* [What this task involves]: Pull every line from the records that has the word "Kimchi" in it.

* [Data for processing]:
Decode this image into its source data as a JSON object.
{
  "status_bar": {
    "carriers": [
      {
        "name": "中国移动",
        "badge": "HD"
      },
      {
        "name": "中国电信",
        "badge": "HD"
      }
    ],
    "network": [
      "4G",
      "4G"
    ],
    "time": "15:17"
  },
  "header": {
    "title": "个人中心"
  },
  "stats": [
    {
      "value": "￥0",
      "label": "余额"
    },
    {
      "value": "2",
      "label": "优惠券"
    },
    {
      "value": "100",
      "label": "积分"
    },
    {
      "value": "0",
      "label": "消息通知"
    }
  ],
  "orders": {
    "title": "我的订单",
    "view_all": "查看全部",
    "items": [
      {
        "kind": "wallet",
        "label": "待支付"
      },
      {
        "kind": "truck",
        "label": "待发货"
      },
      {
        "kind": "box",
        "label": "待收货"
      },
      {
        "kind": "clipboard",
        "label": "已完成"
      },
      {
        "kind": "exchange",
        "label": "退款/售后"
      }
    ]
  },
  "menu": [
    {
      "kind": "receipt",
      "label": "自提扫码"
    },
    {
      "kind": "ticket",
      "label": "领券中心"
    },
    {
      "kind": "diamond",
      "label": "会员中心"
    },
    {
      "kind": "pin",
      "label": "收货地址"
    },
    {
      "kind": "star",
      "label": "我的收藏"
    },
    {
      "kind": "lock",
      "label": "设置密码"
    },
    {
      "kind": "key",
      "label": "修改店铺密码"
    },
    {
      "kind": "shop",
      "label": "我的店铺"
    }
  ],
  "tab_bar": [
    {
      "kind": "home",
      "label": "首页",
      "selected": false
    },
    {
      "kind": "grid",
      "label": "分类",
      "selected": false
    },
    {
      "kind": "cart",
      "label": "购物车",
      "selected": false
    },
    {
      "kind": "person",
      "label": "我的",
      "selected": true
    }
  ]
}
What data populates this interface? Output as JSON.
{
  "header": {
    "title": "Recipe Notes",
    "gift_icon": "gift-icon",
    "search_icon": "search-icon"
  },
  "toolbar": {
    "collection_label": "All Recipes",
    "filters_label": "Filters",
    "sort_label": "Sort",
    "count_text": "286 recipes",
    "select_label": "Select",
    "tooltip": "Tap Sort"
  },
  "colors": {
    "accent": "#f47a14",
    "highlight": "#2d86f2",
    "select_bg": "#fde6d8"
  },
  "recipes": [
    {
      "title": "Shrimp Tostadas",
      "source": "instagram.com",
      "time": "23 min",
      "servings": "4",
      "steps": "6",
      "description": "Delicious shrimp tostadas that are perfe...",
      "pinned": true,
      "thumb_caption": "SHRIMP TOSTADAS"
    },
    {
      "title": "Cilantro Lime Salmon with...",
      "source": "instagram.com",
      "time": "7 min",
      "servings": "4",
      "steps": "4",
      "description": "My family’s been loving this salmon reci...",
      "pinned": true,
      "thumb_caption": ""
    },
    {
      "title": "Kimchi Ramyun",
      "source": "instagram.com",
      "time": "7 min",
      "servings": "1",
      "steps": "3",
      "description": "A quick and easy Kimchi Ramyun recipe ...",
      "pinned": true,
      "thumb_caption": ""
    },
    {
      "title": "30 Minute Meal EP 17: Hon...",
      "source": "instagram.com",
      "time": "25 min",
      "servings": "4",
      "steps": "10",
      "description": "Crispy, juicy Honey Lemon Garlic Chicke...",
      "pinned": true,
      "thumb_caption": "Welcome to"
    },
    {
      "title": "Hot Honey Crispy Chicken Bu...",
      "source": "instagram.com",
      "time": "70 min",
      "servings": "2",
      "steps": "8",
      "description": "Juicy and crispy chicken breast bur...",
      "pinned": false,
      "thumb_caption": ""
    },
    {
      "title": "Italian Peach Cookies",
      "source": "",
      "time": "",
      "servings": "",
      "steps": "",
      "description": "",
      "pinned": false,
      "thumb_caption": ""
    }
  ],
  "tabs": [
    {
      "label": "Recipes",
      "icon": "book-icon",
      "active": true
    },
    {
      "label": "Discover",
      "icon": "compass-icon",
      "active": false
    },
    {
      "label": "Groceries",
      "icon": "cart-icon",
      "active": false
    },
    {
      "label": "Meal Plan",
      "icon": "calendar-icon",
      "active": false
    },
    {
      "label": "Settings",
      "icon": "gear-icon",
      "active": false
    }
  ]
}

* [Exercise response]:
      "title": "Kimchi Ramyun",
      "description": "A quick and easy Kimchi Ramyun recipe ...",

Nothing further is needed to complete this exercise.